  • Colleges are turning to science to limit suicide contagion and help heal campuses (Kaiser Health News)
  • The new COVID war: Redefining vaccinated (Axios)



  • VA stats show devastating Covid toll at vets’ nursing homes (Politico)
  • Public health advisory for Michigan amid COVID-19 surge: Wear a mask (Detroit Free Press)
  • Deadlocked Texas Board of Education fails to approve health textbooks for elementary schools (Dallas Morning News)

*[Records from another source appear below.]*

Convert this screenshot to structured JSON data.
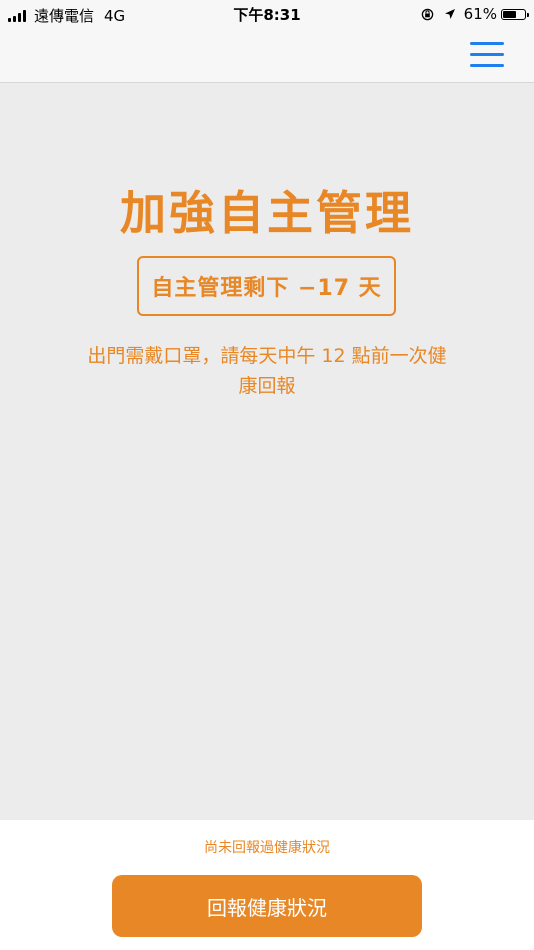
{
  "status_bar": {
    "carrier": "遠傳電信",
    "network": "4G",
    "time": "下午8:31",
    "battery_percent": "61%",
    "battery_level": 0.61,
    "icons": [
      "signal-icon",
      "rotation-lock-icon",
      "location-arrow-icon",
      "battery-icon"
    ]
  },
  "nav": {
    "menu_icon": "hamburger-menu-icon",
    "accent_color": "#1e7ff0"
  },
  "main": {
    "title": "加強自主管理",
    "days_badge": "自主管理剩下 −17 天",
    "instructions": "出門需戴口罩，請每天中午 12 點前一次健康回報",
    "accent_color": "#e88725"
  },
  "footer": {
    "report_status": "尚未回報過健康狀況",
    "report_button_label": "回報健康狀況"
  }
}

That’s it for today, thanks for reading. Check out The Hill’s health care page for the latest news and coverage. See you Monday.